* Task to complete: Please give the listing again in its entirety, exactly as written.
*** Records supplied ***
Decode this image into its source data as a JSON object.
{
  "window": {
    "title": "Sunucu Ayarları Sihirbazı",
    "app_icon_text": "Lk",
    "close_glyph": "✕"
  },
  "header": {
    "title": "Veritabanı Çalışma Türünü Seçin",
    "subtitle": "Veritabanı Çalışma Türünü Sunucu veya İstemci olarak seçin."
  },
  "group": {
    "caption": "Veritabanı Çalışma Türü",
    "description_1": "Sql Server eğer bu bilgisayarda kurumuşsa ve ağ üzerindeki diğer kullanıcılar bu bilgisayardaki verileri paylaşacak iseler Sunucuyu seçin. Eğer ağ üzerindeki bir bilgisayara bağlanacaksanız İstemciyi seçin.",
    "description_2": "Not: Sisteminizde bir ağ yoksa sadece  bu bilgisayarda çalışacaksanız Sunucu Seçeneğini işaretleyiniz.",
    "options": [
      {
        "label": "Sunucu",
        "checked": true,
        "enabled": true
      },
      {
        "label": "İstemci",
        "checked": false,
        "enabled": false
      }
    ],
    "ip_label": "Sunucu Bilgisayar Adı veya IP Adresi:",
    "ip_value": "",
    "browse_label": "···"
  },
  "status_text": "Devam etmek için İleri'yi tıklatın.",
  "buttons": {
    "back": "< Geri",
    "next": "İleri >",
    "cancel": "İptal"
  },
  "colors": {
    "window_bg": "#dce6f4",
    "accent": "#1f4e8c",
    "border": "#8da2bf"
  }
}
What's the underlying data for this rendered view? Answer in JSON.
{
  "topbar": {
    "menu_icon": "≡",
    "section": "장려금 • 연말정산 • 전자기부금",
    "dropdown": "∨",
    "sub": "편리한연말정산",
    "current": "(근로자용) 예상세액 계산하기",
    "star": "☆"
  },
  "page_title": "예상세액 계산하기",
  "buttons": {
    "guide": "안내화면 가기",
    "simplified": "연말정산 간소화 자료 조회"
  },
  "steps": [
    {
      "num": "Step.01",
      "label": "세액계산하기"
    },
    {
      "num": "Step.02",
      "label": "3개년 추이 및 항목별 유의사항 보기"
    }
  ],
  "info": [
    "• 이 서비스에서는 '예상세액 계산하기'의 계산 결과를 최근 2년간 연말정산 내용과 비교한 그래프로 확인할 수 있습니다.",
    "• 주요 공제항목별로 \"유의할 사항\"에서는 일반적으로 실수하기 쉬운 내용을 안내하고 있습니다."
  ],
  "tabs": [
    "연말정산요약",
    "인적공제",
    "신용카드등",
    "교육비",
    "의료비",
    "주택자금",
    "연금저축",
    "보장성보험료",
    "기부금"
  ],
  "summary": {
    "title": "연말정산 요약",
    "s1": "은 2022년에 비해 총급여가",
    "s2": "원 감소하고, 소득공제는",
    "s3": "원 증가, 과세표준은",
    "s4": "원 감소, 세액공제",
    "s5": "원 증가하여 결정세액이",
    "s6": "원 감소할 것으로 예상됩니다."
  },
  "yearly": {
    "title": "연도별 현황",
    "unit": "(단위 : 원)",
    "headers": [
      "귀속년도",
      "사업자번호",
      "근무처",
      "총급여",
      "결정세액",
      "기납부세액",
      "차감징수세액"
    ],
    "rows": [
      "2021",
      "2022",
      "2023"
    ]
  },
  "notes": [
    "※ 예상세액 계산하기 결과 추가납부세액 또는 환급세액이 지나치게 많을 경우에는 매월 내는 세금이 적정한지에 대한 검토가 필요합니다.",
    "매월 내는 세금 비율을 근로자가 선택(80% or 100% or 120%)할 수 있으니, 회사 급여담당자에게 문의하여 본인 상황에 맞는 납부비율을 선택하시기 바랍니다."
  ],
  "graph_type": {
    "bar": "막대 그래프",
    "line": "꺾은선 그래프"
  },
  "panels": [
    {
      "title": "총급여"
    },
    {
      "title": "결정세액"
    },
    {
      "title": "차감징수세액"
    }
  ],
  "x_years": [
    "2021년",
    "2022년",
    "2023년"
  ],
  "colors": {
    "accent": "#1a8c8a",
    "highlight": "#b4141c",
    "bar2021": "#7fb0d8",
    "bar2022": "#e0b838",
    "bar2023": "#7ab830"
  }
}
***
* Response area:
Decode this image into its source data as a JSON object.
{
  "window": {
    "title": "Sunucu Ayarları Sihirbazı",
    "app_icon_text": "Lk",
    "close_glyph": "✕"
  },
  "header": {
    "title": "Veritabanı Çalışma Türünü Seçin",
    "subtitle": "Veritabanı Çalışma Türünü Sunucu veya İstemci olarak seçin."
  },
  "group": {
    "caption": "Veritabanı Çalışma Türü",
    "description_1": "Sql Server eğer bu bilgisayarda kurumuşsa ve ağ üzerindeki diğer kullanıcılar bu bilgisayardaki verileri paylaşacak iseler Sunucuyu seçin. Eğer ağ üzerindeki bir bilgisayara bağlanacaksanız İstemciyi seçin.",
    "description_2": "Not: Sisteminizde bir ağ yoksa sadece  bu bilgisayarda çalışacaksanız Sunucu Seçeneğini işaretleyiniz.",
    "options": [
      {
        "label": "Sunucu",
        "checked": true,
        "enabled": true
      },
      {
        "label": "İstemci",
        "checked": false,
        "enabled": false
      }
    ],
    "ip_label": "Sunucu Bilgisayar Adı veya IP Adresi:",
    "ip_value": "",
    "browse_label": "···"
  },
  "status_text": "Devam etmek için İleri'yi tıklatın.",
  "buttons": {
    "back": "< Geri",
    "next": "İleri >",
    "cancel": "İptal"
  },
  "colors": {
    "window_bg": "#dce6f4",
    "accent": "#1f4e8c",
    "border": "#8da2bf"
  }
}
What's the underlying data for this rendered view? Answer in JSON.
{
  "topbar": {
    "menu_icon": "≡",
    "section": "장려금 • 연말정산 • 전자기부금",
    "dropdown": "∨",
    "sub": "편리한연말정산",
    "current": "(근로자용) 예상세액 계산하기",
    "star": "☆"
  },
  "page_title": "예상세액 계산하기",
  "buttons": {
    "guide": "안내화면 가기",
    "simplified": "연말정산 간소화 자료 조회"
  },
  "steps": [
    {
      "num": "Step.01",
      "label": "세액계산하기"
    },
    {
      "num": "Step.02",
      "label": "3개년 추이 및 항목별 유의사항 보기"
    }
  ],
  "info": [
    "• 이 서비스에서는 '예상세액 계산하기'의 계산 결과를 최근 2년간 연말정산 내용과 비교한 그래프로 확인할 수 있습니다.",
    "• 주요 공제항목별로 \"유의할 사항\"에서는 일반적으로 실수하기 쉬운 내용을 안내하고 있습니다."
  ],
  "tabs": [
    "연말정산요약",
    "인적공제",
    "신용카드등",
    "교육비",
    "의료비",
    "주택자금",
    "연금저축",
    "보장성보험료",
    "기부금"
  ],
  "summary": {
    "title": "연말정산 요약",
    "s1": "은 2022년에 비해 총급여가",
    "s2": "원 감소하고, 소득공제는",
    "s3": "원 증가, 과세표준은",
    "s4": "원 감소, 세액공제",
    "s5": "원 증가하여 결정세액이",
    "s6": "원 감소할 것으로 예상됩니다."
  },
  "yearly": {
    "title": "연도별 현황",
    "unit": "(단위 : 원)",
    "headers": [
      "귀속년도",
      "사업자번호",
      "근무처",
      "총급여",
      "결정세액",
      "기납부세액",
      "차감징수세액"
    ],
    "rows": [
      "2021",
      "2022",
      "2023"
    ]
  },
  "notes": [
    "※ 예상세액 계산하기 결과 추가납부세액 또는 환급세액이 지나치게 많을 경우에는 매월 내는 세금이 적정한지에 대한 검토가 필요합니다.",
    "매월 내는 세금 비율을 근로자가 선택(80% or 100% or 120%)할 수 있으니, 회사 급여담당자에게 문의하여 본인 상황에 맞는 납부비율을 선택하시기 바랍니다."
  ],
  "graph_type": {
    "bar": "막대 그래프",
    "line": "꺾은선 그래프"
  },
  "panels": [
    {
      "title": "총급여"
    },
    {
      "title": "결정세액"
    },
    {
      "title": "차감징수세액"
    }
  ],
  "x_years": [
    "2021년",
    "2022년",
    "2023년"
  ],
  "colors": {
    "accent": "#1a8c8a",
    "highlight": "#b4141c",
    "bar2021": "#7fb0d8",
    "bar2022": "#e0b838",
    "bar2023": "#7ab830"
  }
}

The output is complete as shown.